We have done one “field trip” – a trip to see Washington DC. After about
a two hour drive we parked in Union Station – a wonderful place,
breathtaking architecture, a really must see if you ever visit the
capitol. It reminded me of an airport – with the bustle and noise of
hundreds of people eating, drinking, talking and waiting for their trains.
(If any of you can remember “The Untouchables” it reminded me of the train
station where Kevin Costner saved the baby in the pram as it rolled down
the stairs).

Taking a “hop-on-hop-off” tour bus we proceeded to see the main memorials
of the city. Passing many beautiful buildings, many of them part of the
Smithsonian Institute (they seem to run all the museums & galleries in
Washington), we visited the Washington Memorial . Built, obviously, to
commemorate George it was started before the Civil War – they only got
about a quarter way up and then afterwards a slightly different granite
was used which is clearly seen. We didn’t go into the museum as you
require tickets (free but you have to book days in advance and our trip
was a spur of the moment one). Then onto the Lincoln Memorial. The
scene of so many clandestine meetings of so many films set in DC it is
absolutely stunning. The statue is huge and if you take the time to read
some of the speeches which are engraved on the walls it is a very moving
place – one filled with the hopes of a people to do the right thing. The
Korean and Vietnam memorials are close by and both are very emotional
places. The Vietnam consists of a marble wall on which are written the
names of all those who died or lost in action during the 16 years of the
war – about 58,000. There were people there trying to find the names of
loved ones lost – it is easily forgotten that this is still fresh in the
minds of many Americans and a very important part of their history. The
Korean memorial consists of 19 stainless steel full-sized soldiers in full
combat gear, on patrol and they are reflected in a granite wall giving the
illusion of 38 soldiers which marks the 38th parallel on which Korea
stands. Sandblasted into the wall are photographic images of other
soldiers, American and Korean, who were involved in the war. The quote
“Our Nation honours her sons and daughters who answered the call to defend
a country they never knew and a people they never met” – which could apply
to most wars fought after WWII.

Then back on the the bus to Arlington Cemetry. This indeed was silence
enducing and thought provoking. The endless white gravestones stretching
out in a straight line no matter which may you looked, the history
(General Lee originally owned the Arlington Estate which was a tobacco
plantation. He was in the Union army but at the outset of the Civil war
he went to the Confederate side as he was from Virginia which supported
the confederates. After the war the General in charge of finding a place
to bury the Union soldiers chose Arlington - I suppose metaphorically
giving the two fingers to General Lee). We saw the changing of the guard
at the Tomb of the Unknown Soldier and, of course, JFK’s grave.

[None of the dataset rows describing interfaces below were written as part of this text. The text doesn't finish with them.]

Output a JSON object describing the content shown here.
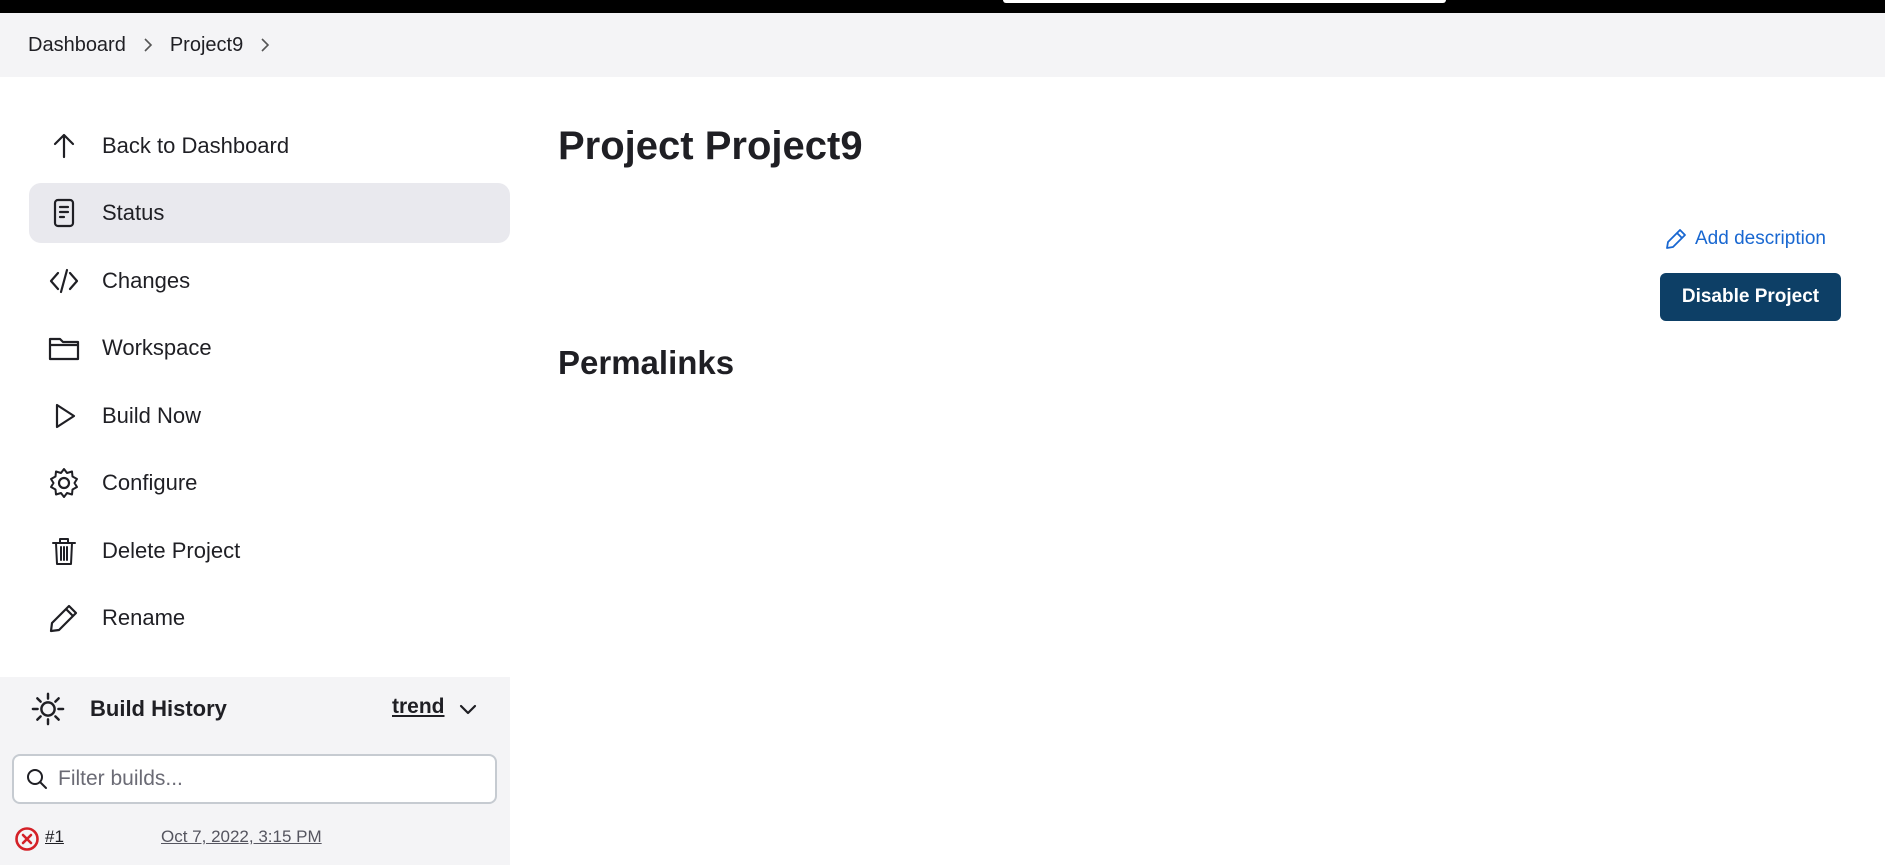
{
  "breadcrumb": {
    "items": [
      "Dashboard",
      "Project9"
    ]
  },
  "sidebar": {
    "items": [
      {
        "label": "Back to Dashboard",
        "icon": "arrow-up-icon"
      },
      {
        "label": "Status",
        "icon": "document-icon",
        "active": true
      },
      {
        "label": "Changes",
        "icon": "code-icon"
      },
      {
        "label": "Workspace",
        "icon": "folder-icon"
      },
      {
        "label": "Build Now",
        "icon": "play-icon"
      },
      {
        "label": "Configure",
        "icon": "gear-icon"
      },
      {
        "label": "Delete Project",
        "icon": "trash-icon"
      },
      {
        "label": "Rename",
        "icon": "pencil-icon"
      }
    ]
  },
  "build_history": {
    "title": "Build History",
    "trend_label": "trend",
    "filter_placeholder": "Filter builds...",
    "builds": [
      {
        "number": "#1",
        "date": "Oct 7, 2022, 3:15 PM",
        "status": "failed"
      }
    ]
  },
  "main": {
    "title": "Project Project9",
    "add_description": "Add description",
    "disable_button": "Disable Project",
    "permalinks_title": "Permalinks"
  },
  "colors": {
    "accent_link": "#1867d1",
    "primary_button": "#0d3f66",
    "failure": "#d42027"
  }
}
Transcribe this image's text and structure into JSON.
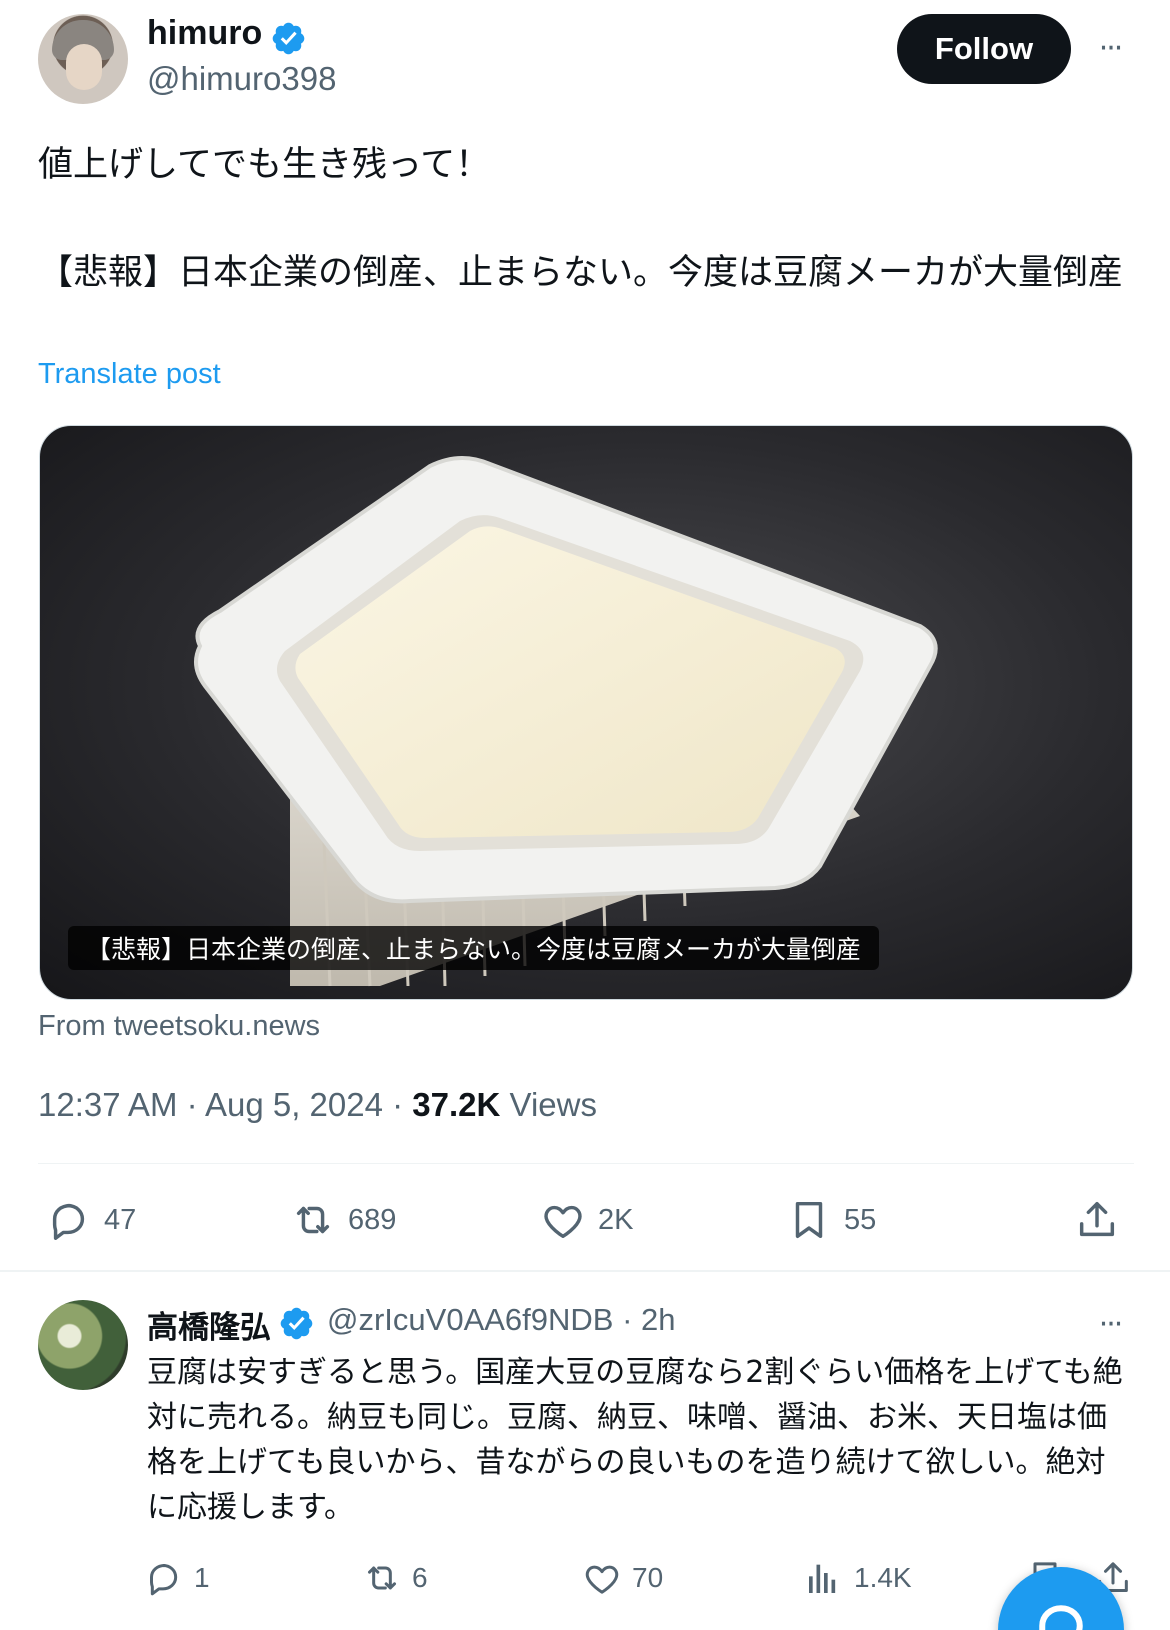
{
  "post": {
    "author_name": "himuro",
    "author_handle": "@himuro398",
    "follow_label": "Follow",
    "more_label": "···",
    "text_line1": "値上げしてでも生き残って！",
    "text_line2": "【悲報】日本企業の倒産、止まらない。今度は豆腐メーカが大量倒産",
    "translate_label": "Translate post",
    "media_caption": "【悲報】日本企業の倒産、止まらない。今度は豆腐メーカが大量倒産",
    "link_source": "From tweetsoku.news",
    "time": "12:37 AM",
    "date": "Aug 5, 2024",
    "views_count": "37.2K",
    "views_label": "Views",
    "replies": "47",
    "reposts": "689",
    "likes": "2K",
    "bookmarks": "55"
  },
  "reply": {
    "author_name": "高橋隆弘",
    "author_handle": "@zrIcuV0AA6f9NDB · 2h",
    "more_label": "···",
    "text": "豆腐は安すぎると思う。国産大豆の豆腐なら2割ぐらい価格を上げても絶対に売れる。納豆も同じ。豆腐、納豆、味噌、醤油、お米、天日塩は価格を上げても良いから、昔ながらの良いものを造り続けて欲しい。絶対に応援します。",
    "replies": "1",
    "reposts": "6",
    "likes": "70",
    "views": "1.4K"
  },
  "icons": {
    "verified": "verified-badge-icon",
    "reply": "reply-icon",
    "repost": "repost-icon",
    "like": "heart-icon",
    "bookmark": "bookmark-icon",
    "share": "share-icon",
    "views": "views-icon",
    "compose": "compose-icon"
  },
  "colors": {
    "accent": "#1d9bf0",
    "text": "#0f1419",
    "muted": "#536471",
    "follow_bg": "#0f1419"
  }
}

Then back to Union Station passing by the White House and home – exhausted
but having had a fantastic day. Washington is certainly a place to
revisit – you could spend days just doing the museums.

Well just to add a bit of spice to life we have a hurricane coming. Earl
is currently over the Carribbean and depending on its trajectory it may
pass over us here in Maryland possibly on Friday morning. So we are
watching the weather forecasts very carefully. If it looks like it is
coming our way we have to secure the boat even more and empty the decks of
all things including taking down the sails – lovely!

So the waiting game continues – bow thruster and hurricane!

Keep in touch

PS The dog can now climb the stairs up to the cockpit and is getting very
adventurous playing on deck with the constant threat of sliding into the
deep blue hanging over him. Unfortunately he cannot get down the stairs –
PSS – since writing this I have spent the day in Easton Emergency unit and
the result is two fractured ribs and a very sore Loretto. We had moved
the boat further out from the pontoon in preparation for hurricane Earl
making it a big stretch getting on and off. Unfortunately at 6m this
morning it was a stretch too far and myself and Bono ended up in the drink
and with a big dent in my pride. Have a good supply of strong painkillers
so hopefully the agony will pass soon.